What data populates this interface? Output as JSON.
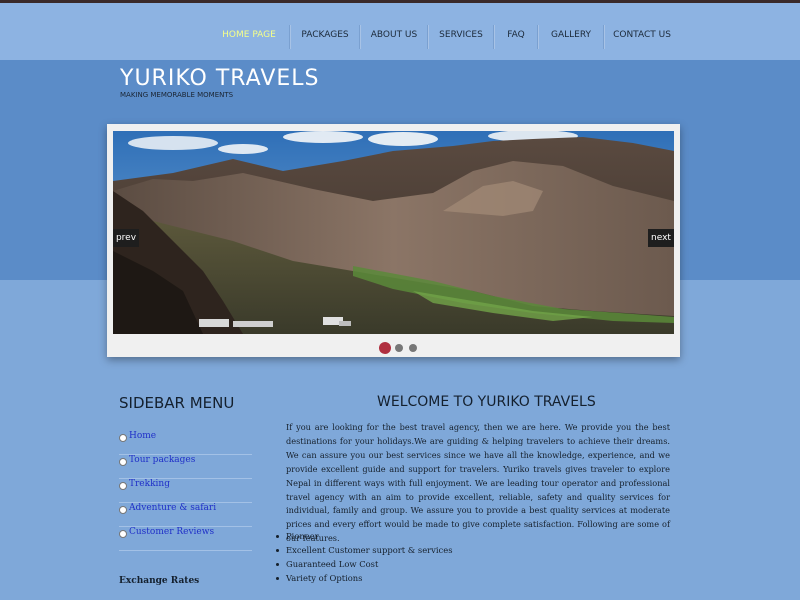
{
  "colors": {
    "nav_bg": "#8db3e2",
    "band_bg": "#5b8cc8",
    "page_bg": "#7fa8d9",
    "active_nav": "#f4ff8a",
    "active_dot": "#b03040",
    "link": "#2030c8"
  },
  "nav": {
    "items": [
      {
        "label": "HOME PAGE",
        "active": true
      },
      {
        "label": "PACKAGES"
      },
      {
        "label": "ABOUT US"
      },
      {
        "label": "SERVICES"
      },
      {
        "label": "FAQ"
      },
      {
        "label": "GALLERY"
      },
      {
        "label": "CONTACT US"
      }
    ]
  },
  "header": {
    "title": "YURIKO TRAVELS",
    "tagline": "MAKING MEMORABLE MOMENTS"
  },
  "slider": {
    "prev": "prev",
    "next": "next",
    "dots": 3,
    "active_dot": 1
  },
  "sidebar": {
    "title": "SIDEBAR MENU",
    "items": [
      {
        "label": "Home"
      },
      {
        "label": "Tour packages"
      },
      {
        "label": "Trekking"
      },
      {
        "label": "Adventure & safari"
      },
      {
        "label": "Customer Reviews"
      }
    ],
    "exchange_title": "Exchange Rates"
  },
  "main": {
    "title": "WELCOME TO YURIKO TRAVELS",
    "text": "If you are looking for the best travel agency, then we are here. We provide you the best destinations for your holidays.We are guiding & helping travelers to achieve their dreams. We can assure you our best services since we have all the knowledge, experience, and we provide excellent guide and support for travelers. Yuriko travels  gives traveler to explore Nepal in different ways with full enjoyment. We are leading tour operator and professional travel agency with an aim to provide excellent, reliable, safety and quality services for individual, family and group. We assure you to provide a best quality services at moderate prices and every effort would be made to give complete satisfaction. Following are some of our features.",
    "features": [
      "Pioneer",
      "Excellent Customer support & services",
      "Guaranteed Low Cost",
      "Variety of Options"
    ]
  }
}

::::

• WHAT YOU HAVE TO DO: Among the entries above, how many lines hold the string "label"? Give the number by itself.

• TASK SOLUTION: 12